• TASK PROMPT: Lines that include the string "world" are the ones to copy from the entries below.

• DATA UNDER STUDY:
-=-=-

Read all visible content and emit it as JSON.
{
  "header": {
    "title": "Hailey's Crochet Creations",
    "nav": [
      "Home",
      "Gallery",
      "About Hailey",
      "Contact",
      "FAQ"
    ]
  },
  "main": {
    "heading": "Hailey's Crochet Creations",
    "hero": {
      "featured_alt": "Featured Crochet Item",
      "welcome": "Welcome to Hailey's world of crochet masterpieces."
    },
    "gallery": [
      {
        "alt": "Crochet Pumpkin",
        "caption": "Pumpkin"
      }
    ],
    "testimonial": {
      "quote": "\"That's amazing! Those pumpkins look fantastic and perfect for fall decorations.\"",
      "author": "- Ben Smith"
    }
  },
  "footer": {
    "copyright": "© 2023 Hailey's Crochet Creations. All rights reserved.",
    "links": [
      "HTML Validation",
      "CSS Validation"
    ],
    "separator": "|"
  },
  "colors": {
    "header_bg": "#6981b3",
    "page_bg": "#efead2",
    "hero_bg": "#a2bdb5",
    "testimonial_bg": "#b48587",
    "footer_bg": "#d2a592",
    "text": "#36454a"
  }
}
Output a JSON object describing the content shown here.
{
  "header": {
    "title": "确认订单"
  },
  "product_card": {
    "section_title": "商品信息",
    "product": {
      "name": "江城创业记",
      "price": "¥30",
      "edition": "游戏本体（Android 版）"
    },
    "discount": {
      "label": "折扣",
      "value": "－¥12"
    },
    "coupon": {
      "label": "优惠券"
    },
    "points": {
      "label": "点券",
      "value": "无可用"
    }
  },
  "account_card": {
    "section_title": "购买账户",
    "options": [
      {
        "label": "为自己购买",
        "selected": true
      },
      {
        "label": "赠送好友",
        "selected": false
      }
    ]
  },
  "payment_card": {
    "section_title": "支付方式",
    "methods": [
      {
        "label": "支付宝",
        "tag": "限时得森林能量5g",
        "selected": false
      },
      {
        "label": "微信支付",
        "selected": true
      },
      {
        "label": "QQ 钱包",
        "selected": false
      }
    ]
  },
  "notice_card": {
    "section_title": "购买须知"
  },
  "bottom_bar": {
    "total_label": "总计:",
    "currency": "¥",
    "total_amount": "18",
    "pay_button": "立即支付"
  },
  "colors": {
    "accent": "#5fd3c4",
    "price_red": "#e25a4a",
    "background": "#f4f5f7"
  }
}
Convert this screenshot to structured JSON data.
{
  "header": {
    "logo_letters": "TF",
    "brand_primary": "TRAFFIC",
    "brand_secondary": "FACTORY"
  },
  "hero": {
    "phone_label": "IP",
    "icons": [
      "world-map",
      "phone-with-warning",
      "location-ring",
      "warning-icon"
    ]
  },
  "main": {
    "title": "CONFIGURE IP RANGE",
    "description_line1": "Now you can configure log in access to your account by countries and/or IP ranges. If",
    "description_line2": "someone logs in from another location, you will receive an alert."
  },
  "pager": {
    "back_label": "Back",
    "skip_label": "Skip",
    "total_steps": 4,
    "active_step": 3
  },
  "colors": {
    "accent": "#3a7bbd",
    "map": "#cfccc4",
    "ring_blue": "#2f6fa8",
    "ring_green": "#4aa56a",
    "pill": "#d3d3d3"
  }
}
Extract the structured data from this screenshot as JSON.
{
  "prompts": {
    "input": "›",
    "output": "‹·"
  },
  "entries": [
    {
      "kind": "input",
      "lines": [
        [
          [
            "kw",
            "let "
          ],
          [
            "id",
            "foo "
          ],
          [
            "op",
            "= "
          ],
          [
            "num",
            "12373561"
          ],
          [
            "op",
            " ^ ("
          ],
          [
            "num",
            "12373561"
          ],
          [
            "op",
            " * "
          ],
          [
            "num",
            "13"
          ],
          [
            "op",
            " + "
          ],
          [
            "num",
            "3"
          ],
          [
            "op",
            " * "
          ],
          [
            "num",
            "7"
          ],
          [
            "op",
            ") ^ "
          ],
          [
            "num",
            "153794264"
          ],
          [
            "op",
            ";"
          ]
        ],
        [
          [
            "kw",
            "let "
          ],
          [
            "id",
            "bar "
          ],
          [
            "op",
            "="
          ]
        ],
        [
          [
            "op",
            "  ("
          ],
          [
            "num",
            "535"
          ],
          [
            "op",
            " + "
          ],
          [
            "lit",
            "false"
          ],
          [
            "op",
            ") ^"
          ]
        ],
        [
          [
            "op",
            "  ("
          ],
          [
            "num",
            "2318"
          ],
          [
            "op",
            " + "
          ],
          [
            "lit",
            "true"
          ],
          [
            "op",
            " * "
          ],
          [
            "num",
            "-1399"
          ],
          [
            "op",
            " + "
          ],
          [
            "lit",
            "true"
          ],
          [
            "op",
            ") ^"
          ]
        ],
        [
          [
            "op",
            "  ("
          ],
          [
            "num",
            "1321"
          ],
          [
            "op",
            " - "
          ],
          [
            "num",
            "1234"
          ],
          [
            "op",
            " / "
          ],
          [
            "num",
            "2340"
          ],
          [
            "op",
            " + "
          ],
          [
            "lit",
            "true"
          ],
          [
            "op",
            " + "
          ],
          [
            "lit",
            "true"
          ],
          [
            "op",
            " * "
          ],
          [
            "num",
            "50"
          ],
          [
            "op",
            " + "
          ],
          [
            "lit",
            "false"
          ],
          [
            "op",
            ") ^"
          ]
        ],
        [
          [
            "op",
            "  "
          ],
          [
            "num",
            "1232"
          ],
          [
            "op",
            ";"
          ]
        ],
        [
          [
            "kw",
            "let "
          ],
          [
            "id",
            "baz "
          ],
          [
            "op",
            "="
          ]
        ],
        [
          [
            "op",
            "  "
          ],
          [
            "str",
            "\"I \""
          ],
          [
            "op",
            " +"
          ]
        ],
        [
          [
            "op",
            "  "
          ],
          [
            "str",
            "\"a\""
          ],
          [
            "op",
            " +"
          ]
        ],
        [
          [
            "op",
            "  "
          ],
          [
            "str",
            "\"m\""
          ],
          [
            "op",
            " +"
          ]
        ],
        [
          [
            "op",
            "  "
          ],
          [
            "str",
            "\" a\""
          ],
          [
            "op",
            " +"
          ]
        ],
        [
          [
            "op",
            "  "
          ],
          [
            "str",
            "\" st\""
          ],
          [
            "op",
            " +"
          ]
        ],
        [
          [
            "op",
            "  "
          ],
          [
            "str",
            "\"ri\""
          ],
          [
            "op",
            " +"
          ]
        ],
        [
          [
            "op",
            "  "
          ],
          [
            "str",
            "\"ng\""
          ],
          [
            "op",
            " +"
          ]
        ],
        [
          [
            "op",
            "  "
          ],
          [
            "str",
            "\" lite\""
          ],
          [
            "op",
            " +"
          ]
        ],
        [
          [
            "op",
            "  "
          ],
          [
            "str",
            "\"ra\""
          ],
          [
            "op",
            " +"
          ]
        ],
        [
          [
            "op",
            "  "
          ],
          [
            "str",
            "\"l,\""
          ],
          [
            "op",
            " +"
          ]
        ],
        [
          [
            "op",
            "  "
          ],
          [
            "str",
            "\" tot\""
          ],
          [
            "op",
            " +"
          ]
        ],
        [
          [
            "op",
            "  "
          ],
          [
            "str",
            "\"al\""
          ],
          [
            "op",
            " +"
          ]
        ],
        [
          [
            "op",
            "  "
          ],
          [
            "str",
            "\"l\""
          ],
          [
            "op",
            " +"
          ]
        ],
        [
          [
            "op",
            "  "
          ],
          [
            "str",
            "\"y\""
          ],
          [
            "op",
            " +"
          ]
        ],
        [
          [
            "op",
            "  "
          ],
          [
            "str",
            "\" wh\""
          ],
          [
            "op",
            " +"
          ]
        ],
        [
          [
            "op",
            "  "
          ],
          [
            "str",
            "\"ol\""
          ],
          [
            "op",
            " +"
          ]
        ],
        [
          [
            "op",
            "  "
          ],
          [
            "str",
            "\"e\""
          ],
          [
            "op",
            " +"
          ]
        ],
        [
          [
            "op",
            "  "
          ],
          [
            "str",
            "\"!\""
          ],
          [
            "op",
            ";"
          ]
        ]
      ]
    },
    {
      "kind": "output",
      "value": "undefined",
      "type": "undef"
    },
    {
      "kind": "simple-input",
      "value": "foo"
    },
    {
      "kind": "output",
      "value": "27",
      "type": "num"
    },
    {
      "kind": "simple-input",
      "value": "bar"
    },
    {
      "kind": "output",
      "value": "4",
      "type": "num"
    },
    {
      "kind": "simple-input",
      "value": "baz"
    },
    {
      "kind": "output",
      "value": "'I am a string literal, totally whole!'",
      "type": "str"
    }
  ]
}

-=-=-

• ANSWER SECTION:
      "welcome": "Welcome to Hailey's world of crochet masterpieces."
      "world-map",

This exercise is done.